While Disney-owned Marvel proceeded full-bore with its Marvel Cinematic Universe, Sony remained determined to hold on to their movie rights to Spider-Man. The MCU solo Spidey stories starring Tom Holland were co-productions between Sony and Marvel (and the possibility of more Spider-Man MCU movies isn't looking great right now), but Sony has also been focusing on spin-offs centered primarily around offshoot characters in Spider-Man's corner of the Marvel Universe. Among those films are the Oscar-winning animated feature Into the Spider-Verse, the hit Venom starring Tom Hardy, and the upcoming Morbius (with Jared Leto as the "Living Vampire"). 

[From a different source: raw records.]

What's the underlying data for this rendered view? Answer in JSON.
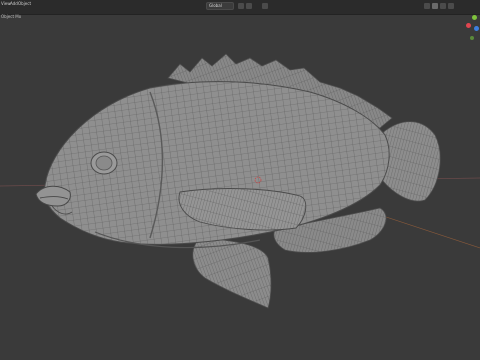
{
  "header": {
    "menus": [
      {
        "name": "menu-view",
        "label": "View"
      },
      {
        "name": "menu-add",
        "label": "Add"
      },
      {
        "name": "menu-object",
        "label": "Object"
      }
    ],
    "mode_label": "Object Mo",
    "transform_orientation": "Global",
    "shading_icons": [
      "wireframe-icon",
      "solid-icon",
      "material-icon",
      "rendered-icon"
    ]
  },
  "gizmo": {
    "x_color": "#e0454f",
    "y_color": "#7fc33c",
    "z_color": "#3d7fe0"
  },
  "colors": {
    "viewport_bg": "#3a3a3a",
    "mesh_fill": "#8c8c8c",
    "wire": "#5b5b5b"
  }
}
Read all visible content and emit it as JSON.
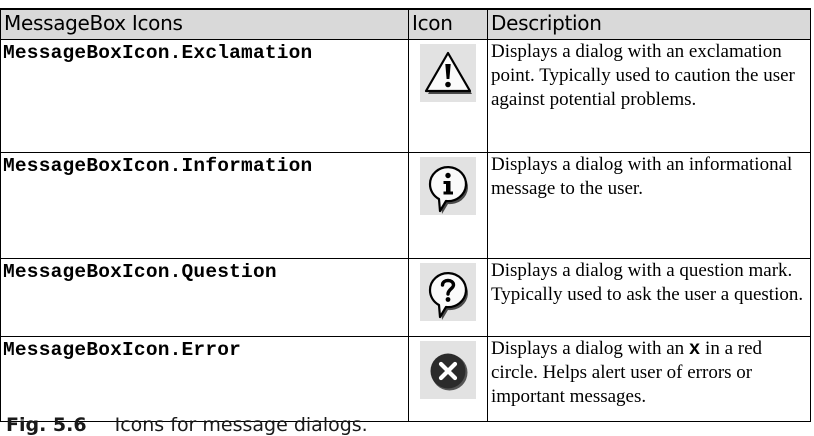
{
  "table": {
    "headers": [
      "MessageBox Icons",
      "Icon",
      "Description"
    ],
    "rows": [
      {
        "name": "MessageBoxIcon.Exclamation",
        "icon": "exclamation-icon",
        "description": "Displays a dialog with an exclamation point. Typically used to caution the user against potential problems."
      },
      {
        "name": "MessageBoxIcon.Information",
        "icon": "information-icon",
        "description": "Displays a dialog with an informational message to the user."
      },
      {
        "name": "MessageBoxIcon.Question",
        "icon": "question-icon",
        "description": "Displays a dialog with a question mark. Typically used to ask the user a question."
      },
      {
        "name": "MessageBoxIcon.Error",
        "icon": "error-icon",
        "description_before": "Displays a dialog with an ",
        "description_code": "x",
        "description_after": " in a red circle. Helps alert user of errors or important messages."
      }
    ]
  },
  "caption": {
    "label": "Fig. 5.6",
    "text": "Icons for message dialogs."
  }
}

There was also a proposed endeavor called Silver & Black. That film would showcase the adventures of not one but two Spider-Man side characters: mercenary Silver Sable (or Silver Sablinoba) and cat burglar Black Cat (Felicia Hardy to the world). In May 2017, Sony signed up Gina Prince-Bythewood (The Secret Life of Bees) to direct, and charged ahead for a February 2019 release date. That changed in June 2018, when the studio altered its theatrical debut date to... no date at all. There had been a few problems along the way, primarily that shooting hadn't yet begun because Prince-Bythewood didn't like the shooting script.

No screenplay and no release date usually imply a movie is dead, but that's not exactly the case here. Shortly after Silver & Black lost its street date, Sony announced that it would instead make two separate movies: a Silver as well as a Black.